Happily, I didn’t have to look any further than my home state: Massachusetts. I knew Elizabeth would fit in quite well as a resident of the smallish capital city of Boston; I could easily picture her living in an upscale loft in the Back Bay, working in the Financial District in an office offering a panoramic view of the skyline, and shopping the trendy boutiques of Newbury Street. Boston proper is small and walkable, and I love that it’s full of American history. It sits on both the Atlantic Ocean and the Charles River, and is home to some of the best colleges and hospitals in the U.S. I spent much of my high school and college days prowling the city with friends, playing tourist and visiting museums and Fenway Park, Boston Common, and Faneuil Hall. There are so many nooks and crannies in the Greater Boston area to explore, like Southie, the North End, and Chinatown, each with its own distinct flavor and personality. It’s a great city, and I knew it had to be Elizabeth’s home.
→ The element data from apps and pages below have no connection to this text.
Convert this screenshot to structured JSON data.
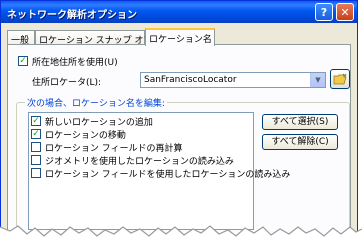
{
  "window": {
    "title": "ネットワーク解析オプション",
    "help_label": "?",
    "close_label": "✕"
  },
  "tabs": [
    {
      "label": "一般",
      "active": false
    },
    {
      "label": "ロケーション スナップ オプション",
      "active": false
    },
    {
      "label": "ロケーション名",
      "active": true
    }
  ],
  "use_locator": {
    "checked": true,
    "label": "所在地住所を使用(U)"
  },
  "locator": {
    "label": "住所ロケータ(L):",
    "value": "SanFranciscoLocator",
    "browse_icon": "folder-open-icon"
  },
  "rename_group": {
    "title": "次の場合、ロケーション名を編集:",
    "items": [
      {
        "label": "新しいロケーションの追加",
        "checked": true
      },
      {
        "label": "ロケーションの移動",
        "checked": true
      },
      {
        "label": "ロケーション フィールドの再計算",
        "checked": false
      },
      {
        "label": "ジオメトリを使用したロケーションの読み込み",
        "checked": false
      },
      {
        "label": "ロケーション フィールドを使用したロケーションの読み込み",
        "checked": false
      }
    ],
    "select_all_label": "すべて選択(S)",
    "clear_all_label": "すべて解除(C)"
  }
}
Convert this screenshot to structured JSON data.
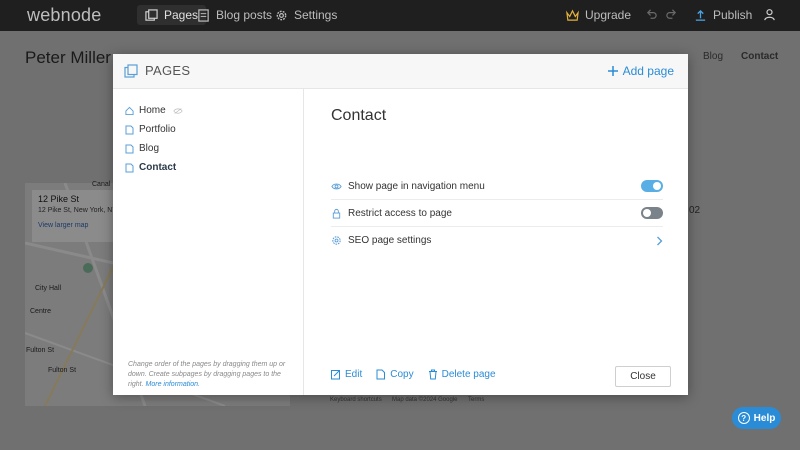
{
  "topbar": {
    "logo": "webnode",
    "nav": [
      {
        "label": "Pages",
        "icon": "pages-icon"
      },
      {
        "label": "Blog posts",
        "icon": "document-icon"
      },
      {
        "label": "Settings",
        "icon": "gear-icon"
      }
    ],
    "upgrade_label": "Upgrade",
    "publish_label": "Publish"
  },
  "background_page": {
    "site_title": "Peter Miller",
    "nav": [
      "Blog",
      "Contact"
    ],
    "map_card": {
      "title": "12 Pike St",
      "address": "12 Pike St, New York, NY",
      "link": "View larger map"
    },
    "map_labels": [
      "City Hall",
      "Centre",
      "Fulton St",
      "Fulton St",
      "Canal"
    ],
    "map_footer": [
      "Keyboard shortcuts",
      "Map data ©2024 Google",
      "Terms"
    ],
    "digits": "02"
  },
  "modal": {
    "title": "PAGES",
    "add_page_label": "Add page",
    "pages": [
      {
        "label": "Home",
        "hidden_icon": true
      },
      {
        "label": "Portfolio"
      },
      {
        "label": "Blog"
      },
      {
        "label": "Contact",
        "active": true
      }
    ],
    "hint_text": "Change order of the pages by dragging them up or down. Create subpages by dragging pages to the right.",
    "hint_link": "More information.",
    "content_title": "Contact",
    "settings": [
      {
        "label": "Show page in navigation menu",
        "control": "toggle",
        "state": "on"
      },
      {
        "label": "Restrict access to page",
        "control": "toggle",
        "state": "off"
      },
      {
        "label": "SEO page settings",
        "control": "chevron"
      }
    ],
    "actions": {
      "edit": "Edit",
      "copy": "Copy",
      "delete": "Delete page"
    },
    "close_label": "Close"
  },
  "help_label": "Help",
  "colors": {
    "accent": "#2a8cd6",
    "toggle_on": "#5aaee6",
    "toggle_off": "#7a828a",
    "topbar": "#1f1f1f",
    "upgrade": "#e2b13c"
  }
}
Darcy was lucky enough to end up a few hours away from Boston in the beautiful town of Stockbridge, nestled in the heart of the Berkshire Mountains. There were plenty of other towns to choose from in western Mass., but I’ve visited Stockbridge and have fond memories of the quaint town and especially the gorgeous scenery. I could see Darcy living in an old farmhouse, working the lush, green fields of his family’s farm, and riding his horse through winding trails in acres and acres of woods. Stockbridge sits on the Housatonic River, and has its own share of history; it was made famous in a painting by Norman Rockwell called Home for Christmas, which features its snowy Main Street, and is also home of the Norman Rockwell Museum. And the song/tale Alice’s Restaurant Massacree, as sung/told by Arlo Guthrie, takes place in Stockbridge (and it’s a true story; give it a listen if you’ve got 18 1/2 minutes to spare!). Guthrie still resides in Washington, Mass, less than twenty miles from Stockbridge. The small town is also known for Tanglewood, the summer home of the Boston Symphony Orchestra.
My hope is that readers who take a chance with An Unexpected Harvest will feel just as connected to the world I’ve built within it as they did to Sanctuary’s Great Diamond Island and the city of Portland, Maine. In the meantime, until AUH is released at the end of May, I’ll be regularly posting photos of both Boston and Stockbridge in my Instagram story (you can find my Instagram page here). If you decide to take a peek, I hope you’ll gain a lasting impression of Boston and Stockbridge and will be able to conjure up those images as you read An Unexpected Harvest.
Thank you for visiting my blog! Have a happy March, and I’ll see you in April.